The IOGKF European Gasshuku, which was secured by Scottish black belt Stevie Biggar with help from the Business Tourism Unit at VisitScotland, will be held at the University of Stirling from 28 July to 1 August.
More than 600 goju-ryu karate experts from around the world are expected to descend on the city for the conference, which is being held in Scotland for the first time in 30 years. The event, which will include training as well as seminars for top-level martial artists, is expected to generate more than £1.2 million for the local economy and will be attended by the legendary Morio Higaonna – 10th Dan and founder of the International Okinawan Goju-ryu Karate-do Federation.

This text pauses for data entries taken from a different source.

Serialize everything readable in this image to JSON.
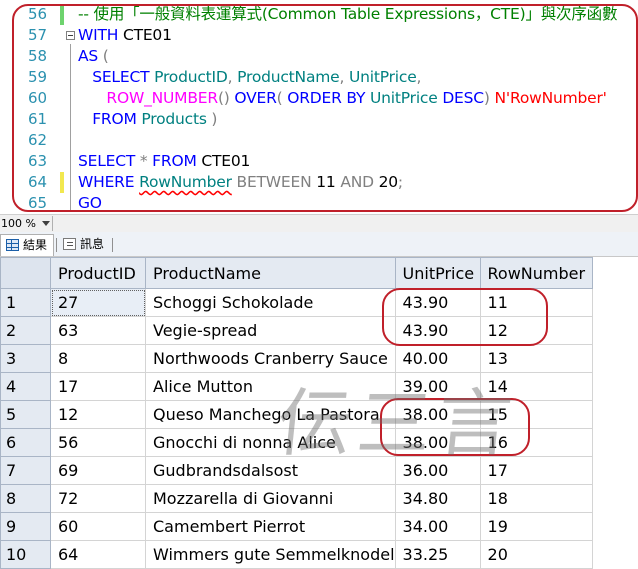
{
  "editor": {
    "lines": [
      {
        "num": "56",
        "change": "green",
        "tokens": [
          {
            "c": "cm",
            "t": "-- 使用「一般資料表運算式(Common Table Expressions，CTE)」與次序函數"
          }
        ]
      },
      {
        "num": "57",
        "change": "",
        "tokens": [
          {
            "c": "kw",
            "t": "WITH "
          },
          {
            "c": "tx",
            "t": "CTE01"
          }
        ]
      },
      {
        "num": "58",
        "change": "",
        "tokens": [
          {
            "c": "kw",
            "t": "AS "
          },
          {
            "c": "op",
            "t": "("
          }
        ]
      },
      {
        "num": "59",
        "change": "",
        "tokens": [
          {
            "c": "tx",
            "t": "   "
          },
          {
            "c": "kw",
            "t": "SELECT "
          },
          {
            "c": "ob",
            "t": "ProductID"
          },
          {
            "c": "op",
            "t": ", "
          },
          {
            "c": "ob",
            "t": "ProductName"
          },
          {
            "c": "op",
            "t": ", "
          },
          {
            "c": "ob",
            "t": "UnitPrice"
          },
          {
            "c": "op",
            "t": ","
          }
        ]
      },
      {
        "num": "60",
        "change": "",
        "tokens": [
          {
            "c": "tx",
            "t": "      "
          },
          {
            "c": "fn",
            "t": "ROW_NUMBER"
          },
          {
            "c": "op",
            "t": "() "
          },
          {
            "c": "kw",
            "t": "OVER"
          },
          {
            "c": "op",
            "t": "( "
          },
          {
            "c": "kw",
            "t": "ORDER BY "
          },
          {
            "c": "ob",
            "t": "UnitPrice "
          },
          {
            "c": "kw",
            "t": "DESC"
          },
          {
            "c": "op",
            "t": ") "
          },
          {
            "c": "st",
            "t": "N'RowNumber'"
          }
        ]
      },
      {
        "num": "61",
        "change": "",
        "tokens": [
          {
            "c": "tx",
            "t": "   "
          },
          {
            "c": "kw",
            "t": "FROM "
          },
          {
            "c": "ob",
            "t": "Products"
          },
          {
            "c": "op",
            "t": " )"
          }
        ]
      },
      {
        "num": "62",
        "change": "",
        "tokens": []
      },
      {
        "num": "63",
        "change": "",
        "tokens": [
          {
            "c": "kw",
            "t": "SELECT "
          },
          {
            "c": "op",
            "t": "* "
          },
          {
            "c": "kw",
            "t": "FROM "
          },
          {
            "c": "tx",
            "t": "CTE01"
          }
        ]
      },
      {
        "num": "64",
        "change": "yellow",
        "tokens": [
          {
            "c": "kw",
            "t": "WHERE "
          },
          {
            "c": "ob squig",
            "t": "RowNumber"
          },
          {
            "c": "op",
            "t": " BETWEEN "
          },
          {
            "c": "tx",
            "t": "11 "
          },
          {
            "c": "op",
            "t": "AND "
          },
          {
            "c": "tx",
            "t": "20"
          },
          {
            "c": "op",
            "t": ";"
          }
        ]
      },
      {
        "num": "65",
        "change": "",
        "tokens": [
          {
            "c": "kw",
            "t": "GO"
          }
        ]
      }
    ]
  },
  "zoom": {
    "value": "100 %"
  },
  "tabs": [
    {
      "label": "結果",
      "icon": "grid-icon"
    },
    {
      "label": "訊息",
      "icon": "message-icon"
    }
  ],
  "grid": {
    "columns": [
      "ProductID",
      "ProductName",
      "UnitPrice",
      "RowNumber"
    ],
    "rows": [
      {
        "n": "1",
        "cells": [
          "27",
          "Schoggi Schokolade",
          "43.90",
          "11"
        ]
      },
      {
        "n": "2",
        "cells": [
          "63",
          "Vegie-spread",
          "43.90",
          "12"
        ]
      },
      {
        "n": "3",
        "cells": [
          "8",
          "Northwoods Cranberry Sauce",
          "40.00",
          "13"
        ]
      },
      {
        "n": "4",
        "cells": [
          "17",
          "Alice Mutton",
          "39.00",
          "14"
        ]
      },
      {
        "n": "5",
        "cells": [
          "12",
          "Queso Manchego La Pastora",
          "38.00",
          "15"
        ]
      },
      {
        "n": "6",
        "cells": [
          "56",
          "Gnocchi di nonna Alice",
          "38.00",
          "16"
        ]
      },
      {
        "n": "7",
        "cells": [
          "69",
          "Gudbrandsdalsost",
          "36.00",
          "17"
        ]
      },
      {
        "n": "8",
        "cells": [
          "72",
          "Mozzarella di Giovanni",
          "34.80",
          "18"
        ]
      },
      {
        "n": "9",
        "cells": [
          "60",
          "Camembert Pierrot",
          "34.00",
          "19"
        ]
      },
      {
        "n": "10",
        "cells": [
          "64",
          "Wimmers gute Semmelknodel",
          "33.25",
          "20"
        ]
      }
    ]
  },
  "watermark": "伝三言",
  "colors": {
    "annotation": "#c0202a",
    "keyword": "#0000ff",
    "identifier": "#008080",
    "comment": "#008000"
  }
}
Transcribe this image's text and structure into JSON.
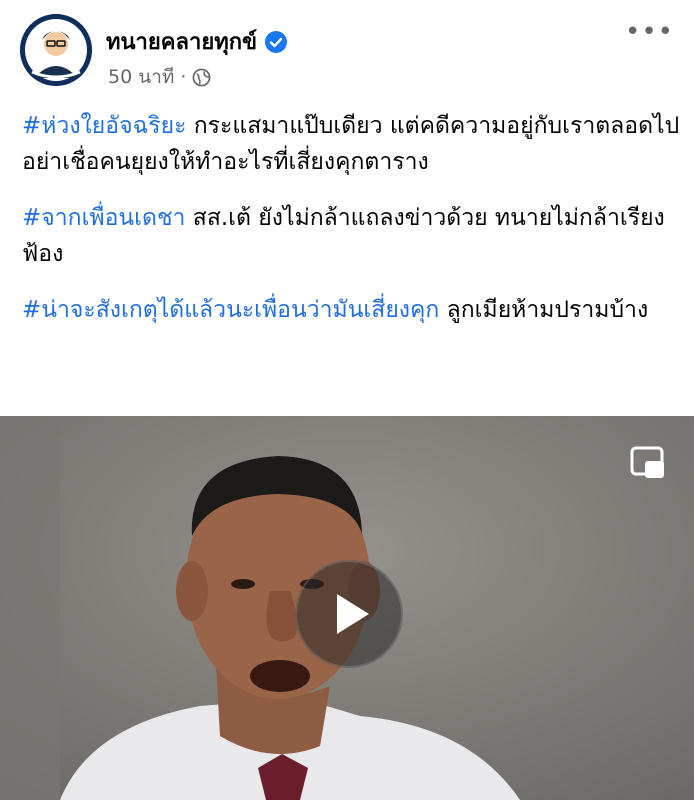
{
  "post": {
    "page_name": "ทนายคลายทุกข์",
    "time": "50 นาที",
    "separator": "·",
    "more": "•••",
    "paragraphs": [
      {
        "tag": "#ห่วงใยอัจฉริยะ",
        "text": " กระแสมาแป๊บเดียว แต่คดีความอยู่กับเราตลอดไป อย่าเชื่อคนยุยงให้ทำอะไรที่เสี่ยงคุกตาราง"
      },
      {
        "tag": "#จากเพื่อนเดชา",
        "text": " สส.เต้ ยังไม่กล้าแถลงข่าวด้วย ทนายไม่กล้าเรียงฟ้อง"
      },
      {
        "tag": "#น่าจะสังเกตุได้แล้วนะเพื่อนว่ามันเสี่ยงคุก",
        "text": " ลูกเมียห้ามปรามบ้าง"
      }
    ]
  },
  "colors": {
    "hashtag": "#216fdb",
    "verified": "#1877f2",
    "meta": "#65676b"
  },
  "icons": [
    "verified-badge-icon",
    "globe-icon",
    "more-options-icon",
    "picture-in-picture-icon",
    "play-icon"
  ]
}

Stevie Biggar, a 3rd Dan and Chairman of the Scottish Goju-Ryu Karate-Do Association (SGKA), said: “I have been looking forward to this for five years, when I first bid for the conference, and it’s an absolute dream to bring such a prestigious event to Scotland. Selling Stirling as a destination was vital to winning the bid, and the VisitScotland Business Tourism Unit were instrumental in helping us to promote the tourism aspect.
“I am looking forward to welcoming goju-ryu experts from around the world to Stirling this summer for what promises to be an unforgettable event.”
During the week of the event, karate delegates from countries such as Japan, Australia, New Zealand, Canada and the Czech Republic will enjoy visits to popular local tourism spots such as the Wallace Monument, Stirling Castle, Loch Katrine and Bannockburn.
Kerry Watson, Associations Marketing Manager of VisitScotland’s Business Tourism Unit, said: “Stirling is already gearing up for a memorable summer thanks to events such as Bannockburn Live, Armed Forces Day and Pipefest, and the staging of the European Gasshuku is another excellent coup for the city. The fact Stirling was named as the conference venue was just reward for Stevie’s hard work and enthusiasm and we were delighted to be able to help him put the bid together. Business tourism is a £1.9 billion industry and events such as this are key to driving Scotland’s visitor economy.”